*WHAT YOU WILL DO*
Copy out every line holding the string "scroll" from the records below.

RECORDS FOR THE EXERCISE START

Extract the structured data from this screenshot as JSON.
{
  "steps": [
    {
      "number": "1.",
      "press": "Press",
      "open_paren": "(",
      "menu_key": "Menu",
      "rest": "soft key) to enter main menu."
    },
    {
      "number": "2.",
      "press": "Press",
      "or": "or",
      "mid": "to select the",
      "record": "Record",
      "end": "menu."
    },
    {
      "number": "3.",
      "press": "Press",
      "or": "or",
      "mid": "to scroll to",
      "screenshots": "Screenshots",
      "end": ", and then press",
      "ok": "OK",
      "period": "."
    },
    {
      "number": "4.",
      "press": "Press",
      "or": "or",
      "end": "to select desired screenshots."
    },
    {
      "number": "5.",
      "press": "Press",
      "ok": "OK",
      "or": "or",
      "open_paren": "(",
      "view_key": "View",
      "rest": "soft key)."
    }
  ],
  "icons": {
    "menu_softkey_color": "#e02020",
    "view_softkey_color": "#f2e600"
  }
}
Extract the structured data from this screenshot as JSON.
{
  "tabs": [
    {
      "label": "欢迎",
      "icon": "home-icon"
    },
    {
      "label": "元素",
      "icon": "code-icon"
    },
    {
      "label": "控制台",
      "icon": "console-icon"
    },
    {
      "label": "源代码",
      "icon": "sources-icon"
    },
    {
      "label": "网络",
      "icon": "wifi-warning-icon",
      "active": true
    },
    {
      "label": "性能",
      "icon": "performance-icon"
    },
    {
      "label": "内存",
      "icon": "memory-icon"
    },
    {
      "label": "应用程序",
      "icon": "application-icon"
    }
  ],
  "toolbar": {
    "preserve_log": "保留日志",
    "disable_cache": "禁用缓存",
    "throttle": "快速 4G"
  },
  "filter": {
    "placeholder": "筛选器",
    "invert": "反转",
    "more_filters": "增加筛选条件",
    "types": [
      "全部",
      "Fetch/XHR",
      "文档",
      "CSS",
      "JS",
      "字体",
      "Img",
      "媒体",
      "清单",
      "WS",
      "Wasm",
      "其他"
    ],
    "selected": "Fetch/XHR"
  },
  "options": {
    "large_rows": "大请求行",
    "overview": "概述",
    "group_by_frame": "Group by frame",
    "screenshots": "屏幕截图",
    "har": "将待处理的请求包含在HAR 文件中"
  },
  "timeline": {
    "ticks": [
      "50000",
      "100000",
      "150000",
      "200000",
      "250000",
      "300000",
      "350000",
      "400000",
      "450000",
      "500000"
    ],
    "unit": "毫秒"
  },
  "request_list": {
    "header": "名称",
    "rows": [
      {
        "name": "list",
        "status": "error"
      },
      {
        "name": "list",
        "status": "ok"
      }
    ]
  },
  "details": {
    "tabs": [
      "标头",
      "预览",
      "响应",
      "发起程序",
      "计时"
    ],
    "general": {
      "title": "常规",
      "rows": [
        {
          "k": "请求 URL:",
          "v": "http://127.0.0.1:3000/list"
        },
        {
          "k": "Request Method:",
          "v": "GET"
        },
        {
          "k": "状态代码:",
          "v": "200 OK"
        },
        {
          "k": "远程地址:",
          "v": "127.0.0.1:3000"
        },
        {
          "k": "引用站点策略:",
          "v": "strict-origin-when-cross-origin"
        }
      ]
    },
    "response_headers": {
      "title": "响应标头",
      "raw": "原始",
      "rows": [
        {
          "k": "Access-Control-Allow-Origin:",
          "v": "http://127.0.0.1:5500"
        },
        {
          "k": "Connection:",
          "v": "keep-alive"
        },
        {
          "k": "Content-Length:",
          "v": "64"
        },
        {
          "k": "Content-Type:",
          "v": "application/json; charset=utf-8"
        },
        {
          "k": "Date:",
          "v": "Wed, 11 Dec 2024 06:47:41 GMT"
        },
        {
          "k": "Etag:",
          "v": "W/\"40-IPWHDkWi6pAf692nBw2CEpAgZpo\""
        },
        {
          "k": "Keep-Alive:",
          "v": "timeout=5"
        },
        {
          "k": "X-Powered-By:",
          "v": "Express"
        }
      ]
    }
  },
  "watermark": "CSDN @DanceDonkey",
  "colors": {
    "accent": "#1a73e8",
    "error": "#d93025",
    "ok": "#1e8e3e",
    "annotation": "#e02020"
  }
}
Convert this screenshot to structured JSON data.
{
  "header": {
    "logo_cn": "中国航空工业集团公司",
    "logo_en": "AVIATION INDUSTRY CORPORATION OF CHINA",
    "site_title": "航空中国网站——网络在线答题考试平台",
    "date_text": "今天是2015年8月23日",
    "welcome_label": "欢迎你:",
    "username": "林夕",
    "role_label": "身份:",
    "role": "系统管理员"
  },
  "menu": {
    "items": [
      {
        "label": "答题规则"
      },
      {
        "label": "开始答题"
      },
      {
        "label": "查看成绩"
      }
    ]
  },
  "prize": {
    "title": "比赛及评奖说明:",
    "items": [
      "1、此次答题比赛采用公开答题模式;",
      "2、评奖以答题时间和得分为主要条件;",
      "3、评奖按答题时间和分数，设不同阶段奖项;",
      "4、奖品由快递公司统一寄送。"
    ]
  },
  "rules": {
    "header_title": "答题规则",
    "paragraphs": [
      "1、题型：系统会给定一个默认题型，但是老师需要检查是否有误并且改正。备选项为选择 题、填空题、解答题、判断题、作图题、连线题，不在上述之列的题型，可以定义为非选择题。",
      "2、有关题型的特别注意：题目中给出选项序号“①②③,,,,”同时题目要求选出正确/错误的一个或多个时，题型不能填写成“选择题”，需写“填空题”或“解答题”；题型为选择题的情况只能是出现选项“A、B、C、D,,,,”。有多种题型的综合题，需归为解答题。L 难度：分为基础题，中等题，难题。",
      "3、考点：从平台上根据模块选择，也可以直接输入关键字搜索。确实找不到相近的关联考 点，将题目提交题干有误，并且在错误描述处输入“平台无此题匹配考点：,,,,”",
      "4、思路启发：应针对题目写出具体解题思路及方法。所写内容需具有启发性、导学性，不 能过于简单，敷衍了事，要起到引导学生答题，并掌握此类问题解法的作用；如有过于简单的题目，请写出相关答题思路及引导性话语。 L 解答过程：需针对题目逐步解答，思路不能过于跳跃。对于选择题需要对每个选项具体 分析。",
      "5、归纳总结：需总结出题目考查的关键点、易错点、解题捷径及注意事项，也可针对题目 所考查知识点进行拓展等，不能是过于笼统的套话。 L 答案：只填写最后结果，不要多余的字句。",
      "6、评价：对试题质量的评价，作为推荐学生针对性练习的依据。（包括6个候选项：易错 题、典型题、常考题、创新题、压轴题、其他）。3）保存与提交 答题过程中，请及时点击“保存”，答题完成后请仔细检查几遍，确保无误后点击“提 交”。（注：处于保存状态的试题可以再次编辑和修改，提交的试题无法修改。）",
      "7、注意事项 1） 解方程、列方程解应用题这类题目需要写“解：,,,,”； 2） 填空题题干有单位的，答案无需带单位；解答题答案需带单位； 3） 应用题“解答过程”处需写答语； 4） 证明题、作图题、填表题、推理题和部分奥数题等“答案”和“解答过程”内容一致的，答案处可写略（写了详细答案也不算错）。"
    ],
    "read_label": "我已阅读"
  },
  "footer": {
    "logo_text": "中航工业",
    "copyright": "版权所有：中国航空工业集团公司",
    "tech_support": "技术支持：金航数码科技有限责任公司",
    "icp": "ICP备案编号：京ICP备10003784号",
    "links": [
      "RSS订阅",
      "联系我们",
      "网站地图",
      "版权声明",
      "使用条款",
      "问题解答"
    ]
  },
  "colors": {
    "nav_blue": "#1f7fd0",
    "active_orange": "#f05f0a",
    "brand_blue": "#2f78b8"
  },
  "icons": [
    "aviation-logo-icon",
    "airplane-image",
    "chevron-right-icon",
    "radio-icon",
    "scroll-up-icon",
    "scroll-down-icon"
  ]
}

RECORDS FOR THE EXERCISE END

*TASK ANSWER*
      "mid": "to scroll to",
    "scroll-up-icon",
    "scroll-down-icon"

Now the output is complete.